Colonizing while migrating: how do individual enteric neural crest cells behave?
1 Department of Anatomy & Neuroscience, University of Melbourne, Melbourne 3010 VIC, Australia
2 School of Mathematical Sciences, Queensland University of Technology, GPO Box 2434, Brisbane 4001 QLD, Australia
3 RIKEN Center for Developmental Biology, Laboratory for Neuronal Differentiation and Regeneration, Kobe, Japan
4 Division of Neural Differentiation and Regeneration, Department of Physiology and Cell Biology, Graduate School of Medicine, Kobe University, Kobe 650-0017, Japan
BMC Biology 2014, 12:23 doi:10.1186/1741-7007-12-23Published: 26 March 2014
Directed cell migration is essential for normal development. In most of the migratory cell populations that have been analyzed in detail to date, all of the cells migrate as a collective from one location to another. However, there are also migratory cell populations that must populate the areas through which they migrate, and thus some cells get left behind while others advance. Very little is known about how individual cells behave to achieve concomitant directional migration and population of the migratory route. We examined the behavior of enteric neural crest-derived cells (ENCCs), which must both advance caudally to reach the anal end and populate each gut region.
The behavior of individual ENCCs was examined using live imaging and mice in which ENCCs express a photoconvertible protein. We show that individual ENCCs exhibit very variable directionalities and speed; as the migratory wavefront of ENCCs advances caudally, each gut region is populated primarily by some ENCCs migrating non-directionally. After populating each region, ENCCs remain migratory for at least 24 hours. Endothelin receptor type B (EDNRB) signaling is known to be essential for the normal advance of the ENCC population. We now show that perturbation of EDNRB principally affects individual ENCC speed rather than directionality. The trajectories of solitary ENCCs, which occur transiently at the wavefront, were consistent with an unbiased random walk and so cell-cell contact is essential for directional migration. ENCCs migrate in close association with neurites. We showed that although ENCCs often use neurites as substrates, ENCCs lead the way, neurites are not required for chain formation and neurite growth is more directional than the migration of ENCCs as a whole.
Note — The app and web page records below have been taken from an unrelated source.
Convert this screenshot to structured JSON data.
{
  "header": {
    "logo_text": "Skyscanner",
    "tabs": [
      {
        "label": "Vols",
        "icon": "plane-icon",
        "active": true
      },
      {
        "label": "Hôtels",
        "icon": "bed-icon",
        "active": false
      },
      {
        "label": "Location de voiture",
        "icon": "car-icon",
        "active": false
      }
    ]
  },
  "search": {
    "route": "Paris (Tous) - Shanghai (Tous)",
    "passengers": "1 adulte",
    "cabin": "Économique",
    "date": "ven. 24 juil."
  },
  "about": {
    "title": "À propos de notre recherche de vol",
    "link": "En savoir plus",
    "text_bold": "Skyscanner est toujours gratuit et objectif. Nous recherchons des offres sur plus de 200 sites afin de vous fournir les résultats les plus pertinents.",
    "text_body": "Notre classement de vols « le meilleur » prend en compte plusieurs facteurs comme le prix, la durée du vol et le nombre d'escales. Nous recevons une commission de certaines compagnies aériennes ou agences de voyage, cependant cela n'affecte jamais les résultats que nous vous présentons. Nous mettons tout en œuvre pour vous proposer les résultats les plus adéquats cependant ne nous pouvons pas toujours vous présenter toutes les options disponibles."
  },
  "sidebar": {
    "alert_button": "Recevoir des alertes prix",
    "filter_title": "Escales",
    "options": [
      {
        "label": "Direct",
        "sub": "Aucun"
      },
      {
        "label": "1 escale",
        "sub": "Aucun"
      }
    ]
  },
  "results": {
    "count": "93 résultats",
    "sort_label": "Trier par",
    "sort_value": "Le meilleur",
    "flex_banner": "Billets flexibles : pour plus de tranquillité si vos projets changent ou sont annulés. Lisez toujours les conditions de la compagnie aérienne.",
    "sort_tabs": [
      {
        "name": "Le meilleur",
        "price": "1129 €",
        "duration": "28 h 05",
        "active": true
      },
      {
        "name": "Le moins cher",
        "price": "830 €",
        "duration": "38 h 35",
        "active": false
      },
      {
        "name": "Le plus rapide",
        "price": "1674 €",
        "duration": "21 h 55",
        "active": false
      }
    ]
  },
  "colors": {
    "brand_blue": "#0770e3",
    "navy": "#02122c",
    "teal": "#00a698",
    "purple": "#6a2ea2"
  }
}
Each gut region is initially populated by sub-populations of ENCCs migrating non-directionally, rather than stopping. This might provide a mechanism for ensuring a uniform density of ENCCs along the growing gut.